Work to be completed
Go through the records and report each line holding the string "Video".

Given data
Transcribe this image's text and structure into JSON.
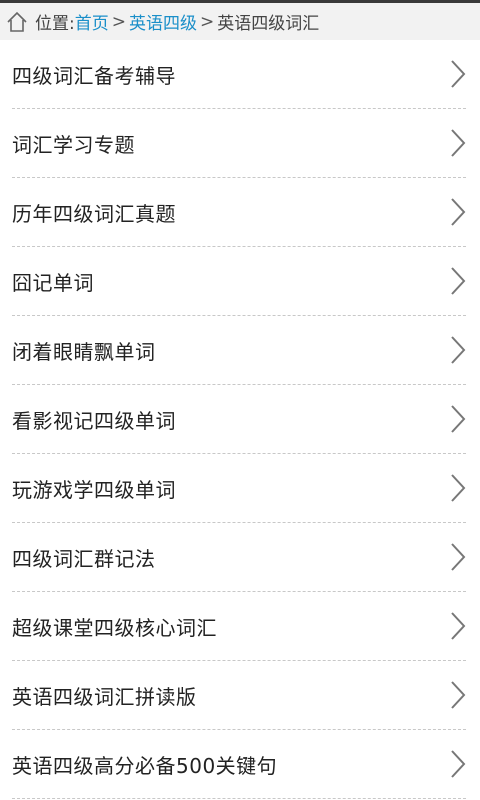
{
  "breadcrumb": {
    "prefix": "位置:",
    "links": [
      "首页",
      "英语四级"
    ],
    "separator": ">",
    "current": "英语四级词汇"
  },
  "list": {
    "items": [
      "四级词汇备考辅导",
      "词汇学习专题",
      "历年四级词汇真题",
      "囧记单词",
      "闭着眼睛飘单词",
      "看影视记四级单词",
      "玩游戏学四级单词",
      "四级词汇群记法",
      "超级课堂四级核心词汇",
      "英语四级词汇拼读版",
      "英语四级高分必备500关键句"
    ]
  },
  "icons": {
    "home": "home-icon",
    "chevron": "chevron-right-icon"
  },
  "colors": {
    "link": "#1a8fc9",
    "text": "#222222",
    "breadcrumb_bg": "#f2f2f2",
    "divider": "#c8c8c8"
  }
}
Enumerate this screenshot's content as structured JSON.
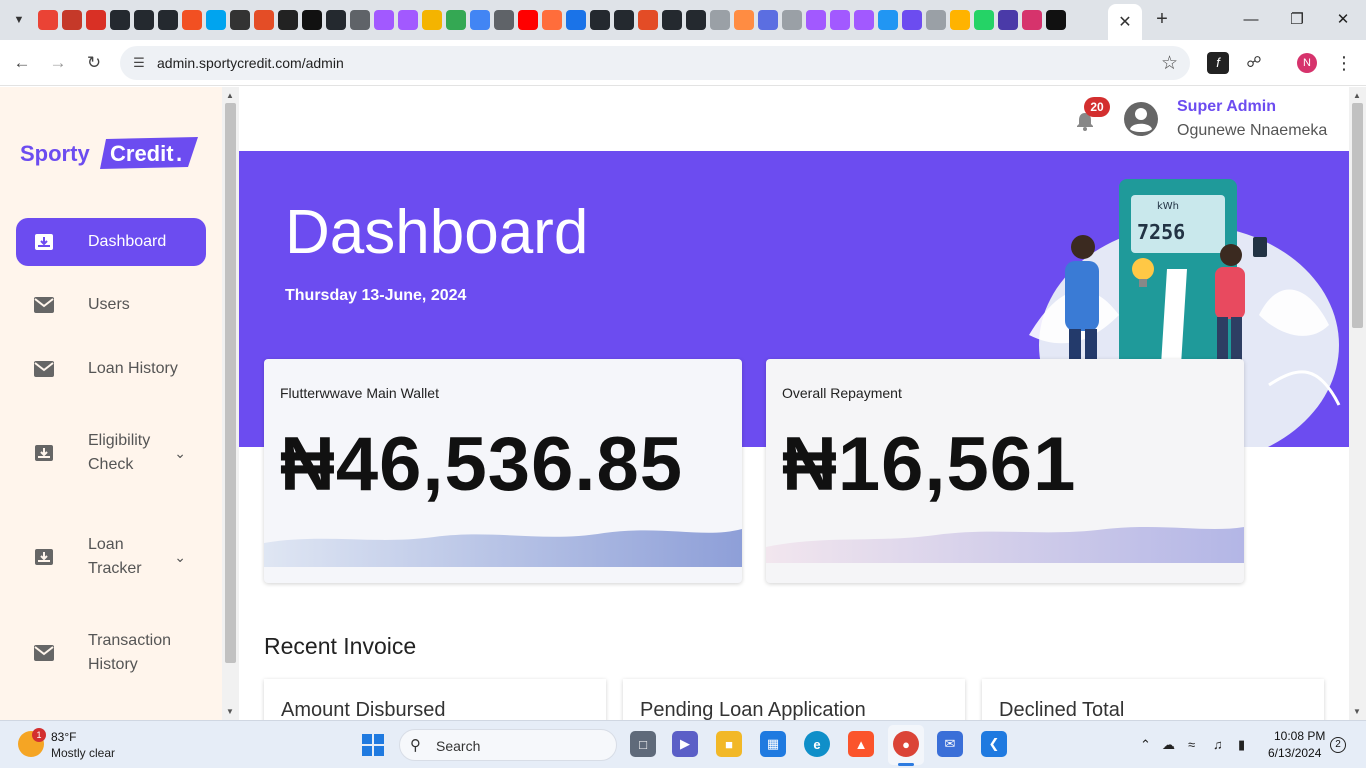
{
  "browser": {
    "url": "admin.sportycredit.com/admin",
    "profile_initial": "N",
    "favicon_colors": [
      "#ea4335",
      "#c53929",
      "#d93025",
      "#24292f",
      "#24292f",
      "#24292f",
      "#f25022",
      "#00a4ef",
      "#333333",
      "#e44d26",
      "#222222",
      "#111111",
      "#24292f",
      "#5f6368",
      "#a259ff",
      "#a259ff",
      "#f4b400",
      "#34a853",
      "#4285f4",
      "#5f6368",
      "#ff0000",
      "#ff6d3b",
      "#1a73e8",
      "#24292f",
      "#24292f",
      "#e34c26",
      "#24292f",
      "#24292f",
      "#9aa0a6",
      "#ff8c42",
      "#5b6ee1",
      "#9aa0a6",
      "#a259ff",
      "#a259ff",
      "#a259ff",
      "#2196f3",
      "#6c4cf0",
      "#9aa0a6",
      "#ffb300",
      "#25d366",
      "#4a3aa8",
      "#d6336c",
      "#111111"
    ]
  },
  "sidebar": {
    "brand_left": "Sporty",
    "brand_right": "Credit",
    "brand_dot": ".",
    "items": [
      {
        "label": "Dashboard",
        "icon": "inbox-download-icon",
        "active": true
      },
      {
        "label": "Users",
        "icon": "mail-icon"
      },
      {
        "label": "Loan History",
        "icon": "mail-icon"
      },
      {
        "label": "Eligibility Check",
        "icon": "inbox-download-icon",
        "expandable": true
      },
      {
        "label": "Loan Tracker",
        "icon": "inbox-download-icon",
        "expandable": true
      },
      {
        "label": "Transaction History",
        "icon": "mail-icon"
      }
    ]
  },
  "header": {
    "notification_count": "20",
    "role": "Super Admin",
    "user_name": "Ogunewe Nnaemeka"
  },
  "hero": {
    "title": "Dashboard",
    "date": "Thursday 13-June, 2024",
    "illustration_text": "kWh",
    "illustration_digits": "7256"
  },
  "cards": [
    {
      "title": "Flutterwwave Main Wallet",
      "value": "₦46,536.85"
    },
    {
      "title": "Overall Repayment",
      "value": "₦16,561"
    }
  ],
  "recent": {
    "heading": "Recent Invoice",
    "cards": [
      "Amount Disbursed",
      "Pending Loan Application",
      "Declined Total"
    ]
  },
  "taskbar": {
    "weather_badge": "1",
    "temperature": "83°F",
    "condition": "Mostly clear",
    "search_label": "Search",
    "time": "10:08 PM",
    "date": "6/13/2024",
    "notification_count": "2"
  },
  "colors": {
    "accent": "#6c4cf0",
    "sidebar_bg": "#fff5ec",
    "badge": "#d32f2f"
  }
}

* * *

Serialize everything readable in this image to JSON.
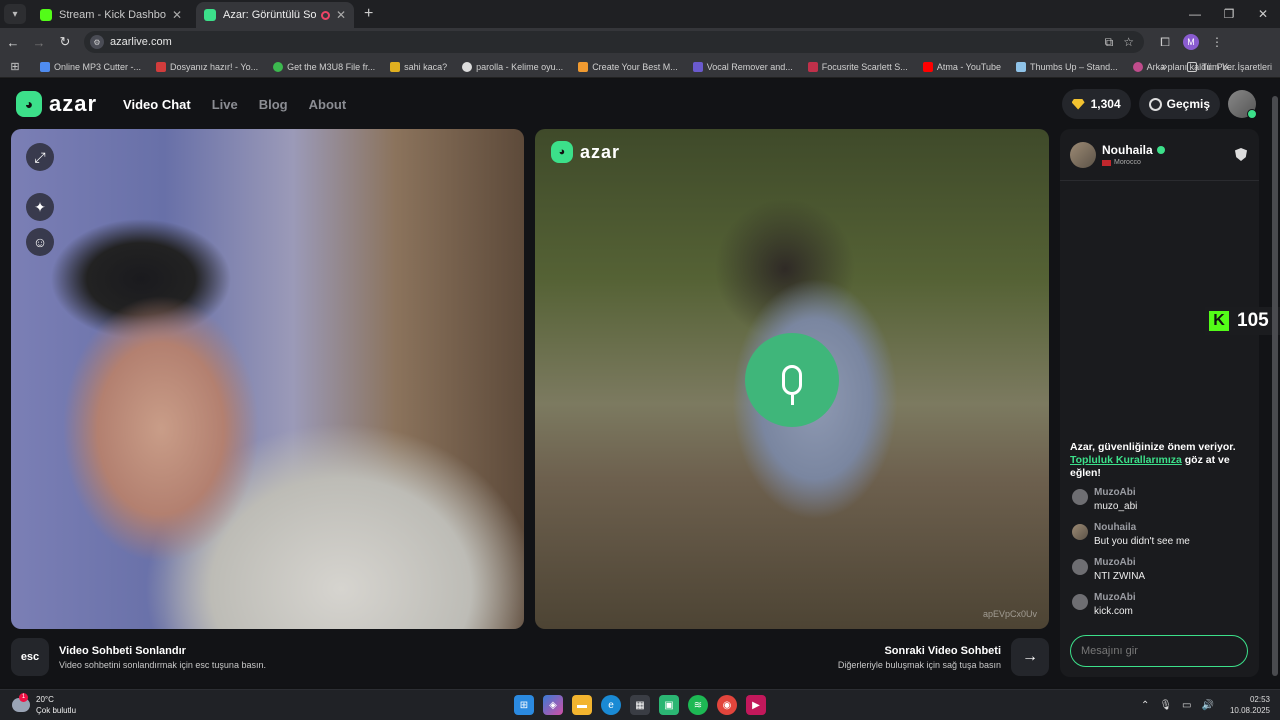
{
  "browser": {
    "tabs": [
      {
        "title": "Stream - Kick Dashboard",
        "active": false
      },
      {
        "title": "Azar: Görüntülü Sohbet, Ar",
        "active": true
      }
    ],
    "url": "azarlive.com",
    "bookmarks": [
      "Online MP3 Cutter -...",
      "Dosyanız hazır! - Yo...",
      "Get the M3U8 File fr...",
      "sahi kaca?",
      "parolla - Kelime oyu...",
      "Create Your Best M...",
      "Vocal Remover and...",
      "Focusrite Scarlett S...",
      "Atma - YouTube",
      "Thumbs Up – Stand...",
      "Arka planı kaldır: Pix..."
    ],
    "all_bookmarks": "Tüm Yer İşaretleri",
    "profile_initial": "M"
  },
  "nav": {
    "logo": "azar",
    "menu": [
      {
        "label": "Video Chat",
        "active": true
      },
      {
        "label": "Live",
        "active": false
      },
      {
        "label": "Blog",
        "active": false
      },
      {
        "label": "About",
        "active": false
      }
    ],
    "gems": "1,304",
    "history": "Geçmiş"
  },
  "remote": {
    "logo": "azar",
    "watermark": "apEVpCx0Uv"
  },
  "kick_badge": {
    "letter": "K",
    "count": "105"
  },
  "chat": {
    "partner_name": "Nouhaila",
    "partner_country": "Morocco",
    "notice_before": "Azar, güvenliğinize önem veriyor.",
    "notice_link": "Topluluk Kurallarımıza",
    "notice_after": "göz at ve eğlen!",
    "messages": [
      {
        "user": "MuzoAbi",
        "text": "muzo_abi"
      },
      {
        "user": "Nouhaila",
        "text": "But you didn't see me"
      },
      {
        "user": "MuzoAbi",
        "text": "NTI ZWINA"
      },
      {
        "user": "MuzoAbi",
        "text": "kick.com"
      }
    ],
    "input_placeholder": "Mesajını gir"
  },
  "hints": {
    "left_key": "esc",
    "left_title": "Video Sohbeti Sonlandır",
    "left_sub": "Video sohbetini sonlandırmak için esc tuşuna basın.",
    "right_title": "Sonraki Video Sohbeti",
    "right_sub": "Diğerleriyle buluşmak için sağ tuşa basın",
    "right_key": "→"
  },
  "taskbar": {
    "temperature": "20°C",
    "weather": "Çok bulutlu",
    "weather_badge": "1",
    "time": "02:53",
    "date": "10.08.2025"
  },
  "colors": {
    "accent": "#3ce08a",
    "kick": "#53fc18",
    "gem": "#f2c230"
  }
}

Task output
        "label": "Video Chat",
    "left_title": "Video Sohbeti Sonlandır",
    "left_sub": "Video sohbetini sonlandırmak için esc tuşuna basın.",
    "right_title": "Sonraki Video Sohbeti",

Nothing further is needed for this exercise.